** Opening SUPPLIED DATA block **

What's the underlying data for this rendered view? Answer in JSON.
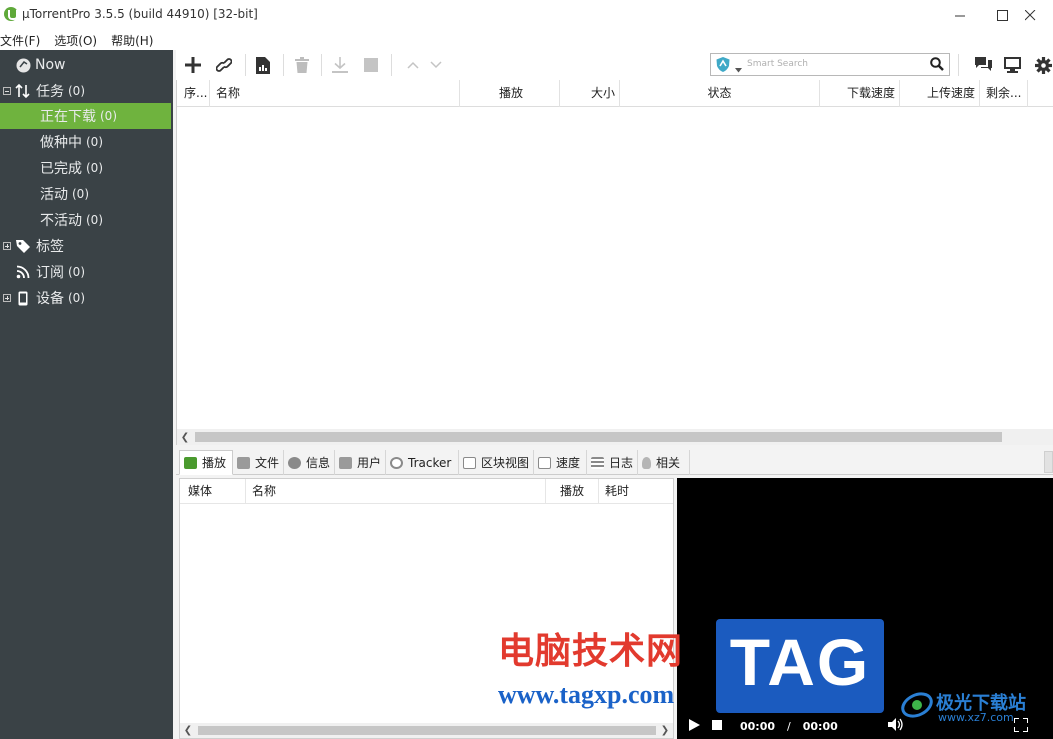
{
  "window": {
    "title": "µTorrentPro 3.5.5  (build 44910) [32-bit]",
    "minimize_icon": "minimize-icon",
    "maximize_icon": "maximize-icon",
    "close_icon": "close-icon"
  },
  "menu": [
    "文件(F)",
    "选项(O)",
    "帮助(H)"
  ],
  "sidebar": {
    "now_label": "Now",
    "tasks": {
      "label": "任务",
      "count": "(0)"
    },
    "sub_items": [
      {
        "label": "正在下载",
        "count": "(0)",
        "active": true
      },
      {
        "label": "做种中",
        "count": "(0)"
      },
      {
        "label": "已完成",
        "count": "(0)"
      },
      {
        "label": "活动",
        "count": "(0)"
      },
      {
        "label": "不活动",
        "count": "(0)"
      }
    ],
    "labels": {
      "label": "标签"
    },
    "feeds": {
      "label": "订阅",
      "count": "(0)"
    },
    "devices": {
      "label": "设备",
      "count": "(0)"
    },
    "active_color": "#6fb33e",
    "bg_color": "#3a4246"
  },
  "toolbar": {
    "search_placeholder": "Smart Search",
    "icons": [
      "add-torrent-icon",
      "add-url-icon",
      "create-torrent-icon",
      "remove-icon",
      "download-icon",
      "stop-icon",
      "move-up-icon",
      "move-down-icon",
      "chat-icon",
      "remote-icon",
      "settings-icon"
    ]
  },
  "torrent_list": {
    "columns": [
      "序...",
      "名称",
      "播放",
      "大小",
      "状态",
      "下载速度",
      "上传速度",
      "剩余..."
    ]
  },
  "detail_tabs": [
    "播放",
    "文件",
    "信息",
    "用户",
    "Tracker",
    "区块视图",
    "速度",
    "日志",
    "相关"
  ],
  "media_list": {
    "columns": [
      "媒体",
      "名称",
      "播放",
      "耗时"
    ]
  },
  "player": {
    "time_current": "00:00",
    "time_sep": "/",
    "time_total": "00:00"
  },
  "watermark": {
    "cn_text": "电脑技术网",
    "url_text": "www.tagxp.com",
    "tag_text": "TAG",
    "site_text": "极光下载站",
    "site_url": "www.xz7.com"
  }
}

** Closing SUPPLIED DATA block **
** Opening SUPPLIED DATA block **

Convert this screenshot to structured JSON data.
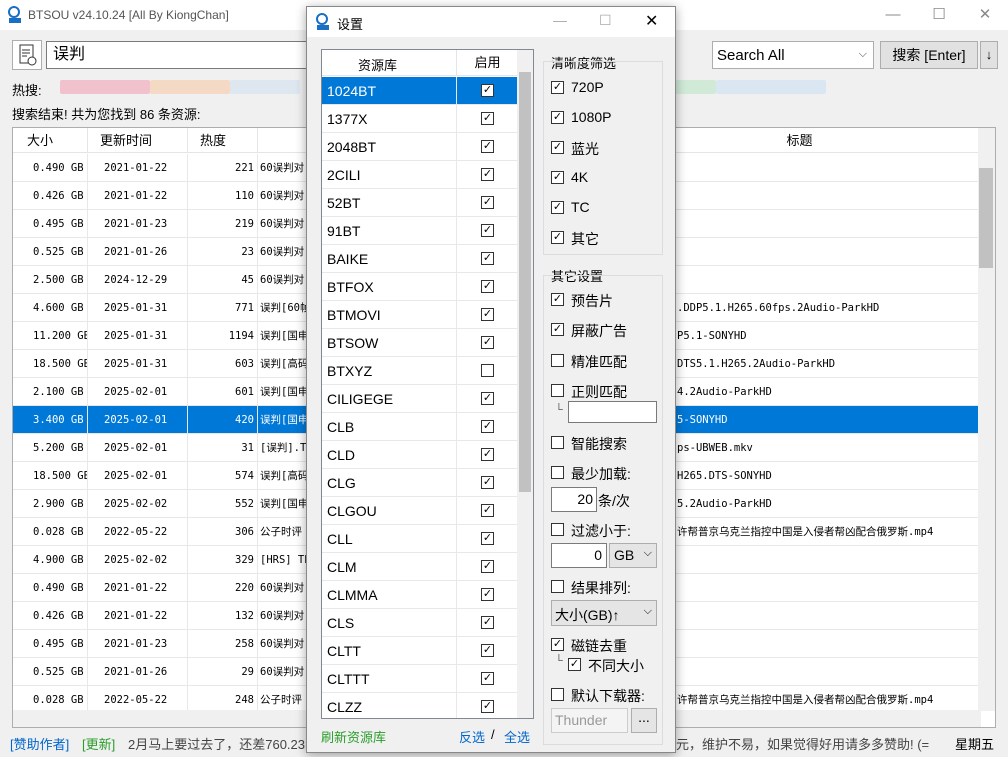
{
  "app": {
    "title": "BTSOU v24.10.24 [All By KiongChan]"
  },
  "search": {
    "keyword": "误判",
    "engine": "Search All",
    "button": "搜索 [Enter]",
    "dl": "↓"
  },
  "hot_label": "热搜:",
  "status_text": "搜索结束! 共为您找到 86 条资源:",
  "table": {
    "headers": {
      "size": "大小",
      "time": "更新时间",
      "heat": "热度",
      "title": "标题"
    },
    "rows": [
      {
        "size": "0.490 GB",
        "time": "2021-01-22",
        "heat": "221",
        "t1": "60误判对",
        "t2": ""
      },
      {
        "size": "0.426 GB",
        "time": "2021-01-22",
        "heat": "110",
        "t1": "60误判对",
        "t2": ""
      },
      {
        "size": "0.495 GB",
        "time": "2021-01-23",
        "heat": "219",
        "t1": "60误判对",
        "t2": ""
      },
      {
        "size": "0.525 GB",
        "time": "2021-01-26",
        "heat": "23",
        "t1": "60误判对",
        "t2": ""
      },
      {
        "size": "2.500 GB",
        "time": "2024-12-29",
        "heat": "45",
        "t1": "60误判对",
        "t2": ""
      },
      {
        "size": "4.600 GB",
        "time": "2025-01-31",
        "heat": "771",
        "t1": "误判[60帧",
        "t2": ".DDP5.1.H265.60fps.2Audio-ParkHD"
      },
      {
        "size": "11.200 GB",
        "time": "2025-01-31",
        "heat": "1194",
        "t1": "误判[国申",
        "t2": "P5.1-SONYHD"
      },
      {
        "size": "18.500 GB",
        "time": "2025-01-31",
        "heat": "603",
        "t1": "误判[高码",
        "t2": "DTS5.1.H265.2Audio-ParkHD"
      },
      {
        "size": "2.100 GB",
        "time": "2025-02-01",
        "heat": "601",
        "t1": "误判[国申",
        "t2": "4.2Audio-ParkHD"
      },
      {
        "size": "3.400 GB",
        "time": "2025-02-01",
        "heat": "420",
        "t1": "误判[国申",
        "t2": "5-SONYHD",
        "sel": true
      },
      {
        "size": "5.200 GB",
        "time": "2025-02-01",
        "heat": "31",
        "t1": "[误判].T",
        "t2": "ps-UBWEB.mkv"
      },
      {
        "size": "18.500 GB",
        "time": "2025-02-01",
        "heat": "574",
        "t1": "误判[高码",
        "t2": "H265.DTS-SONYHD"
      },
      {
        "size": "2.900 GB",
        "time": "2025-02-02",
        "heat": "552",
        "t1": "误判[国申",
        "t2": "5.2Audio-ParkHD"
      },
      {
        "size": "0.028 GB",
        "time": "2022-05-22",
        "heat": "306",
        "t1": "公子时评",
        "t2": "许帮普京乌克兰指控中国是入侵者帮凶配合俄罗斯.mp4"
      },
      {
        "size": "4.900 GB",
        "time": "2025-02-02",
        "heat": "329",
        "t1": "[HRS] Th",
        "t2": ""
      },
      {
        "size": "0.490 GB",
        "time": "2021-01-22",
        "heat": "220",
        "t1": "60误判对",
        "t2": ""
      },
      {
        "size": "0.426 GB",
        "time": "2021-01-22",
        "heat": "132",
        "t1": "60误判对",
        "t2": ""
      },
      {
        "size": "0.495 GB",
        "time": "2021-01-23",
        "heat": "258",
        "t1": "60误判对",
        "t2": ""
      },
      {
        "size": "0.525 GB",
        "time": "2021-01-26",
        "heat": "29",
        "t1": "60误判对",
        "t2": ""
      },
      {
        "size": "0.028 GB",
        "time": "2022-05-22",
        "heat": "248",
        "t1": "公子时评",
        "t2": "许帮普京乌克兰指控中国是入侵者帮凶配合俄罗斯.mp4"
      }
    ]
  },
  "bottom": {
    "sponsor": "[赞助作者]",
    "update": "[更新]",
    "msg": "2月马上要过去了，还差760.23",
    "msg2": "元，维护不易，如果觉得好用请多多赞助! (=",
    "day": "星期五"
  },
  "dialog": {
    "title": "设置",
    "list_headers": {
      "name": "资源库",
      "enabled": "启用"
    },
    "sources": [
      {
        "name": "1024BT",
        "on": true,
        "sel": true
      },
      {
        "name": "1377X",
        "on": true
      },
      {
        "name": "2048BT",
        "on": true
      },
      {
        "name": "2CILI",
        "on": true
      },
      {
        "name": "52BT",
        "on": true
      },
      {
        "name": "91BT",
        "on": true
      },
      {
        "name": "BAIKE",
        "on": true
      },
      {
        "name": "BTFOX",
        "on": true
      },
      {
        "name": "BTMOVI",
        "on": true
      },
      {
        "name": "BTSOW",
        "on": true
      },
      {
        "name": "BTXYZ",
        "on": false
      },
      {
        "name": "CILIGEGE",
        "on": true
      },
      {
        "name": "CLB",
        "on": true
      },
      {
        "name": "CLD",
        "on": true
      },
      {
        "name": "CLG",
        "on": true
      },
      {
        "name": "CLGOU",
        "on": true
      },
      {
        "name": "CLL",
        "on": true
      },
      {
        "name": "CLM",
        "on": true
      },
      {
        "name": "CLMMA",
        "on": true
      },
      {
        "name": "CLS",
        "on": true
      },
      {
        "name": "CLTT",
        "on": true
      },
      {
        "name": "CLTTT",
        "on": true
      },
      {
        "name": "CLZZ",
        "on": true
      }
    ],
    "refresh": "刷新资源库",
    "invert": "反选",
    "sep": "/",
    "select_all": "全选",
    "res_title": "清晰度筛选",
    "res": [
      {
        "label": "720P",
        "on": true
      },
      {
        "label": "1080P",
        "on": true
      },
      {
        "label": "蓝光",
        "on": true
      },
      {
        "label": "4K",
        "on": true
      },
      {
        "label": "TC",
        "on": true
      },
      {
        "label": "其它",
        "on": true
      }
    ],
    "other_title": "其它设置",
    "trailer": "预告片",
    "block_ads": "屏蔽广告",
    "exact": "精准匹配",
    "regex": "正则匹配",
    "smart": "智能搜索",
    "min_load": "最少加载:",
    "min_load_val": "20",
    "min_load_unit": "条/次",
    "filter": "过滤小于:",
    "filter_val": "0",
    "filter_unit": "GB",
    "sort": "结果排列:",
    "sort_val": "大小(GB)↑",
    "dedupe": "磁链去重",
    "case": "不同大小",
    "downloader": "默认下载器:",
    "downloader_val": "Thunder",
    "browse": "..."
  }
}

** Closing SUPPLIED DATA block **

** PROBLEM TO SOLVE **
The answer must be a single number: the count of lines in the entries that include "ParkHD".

** ANSWER TO THE EXERCISE **
4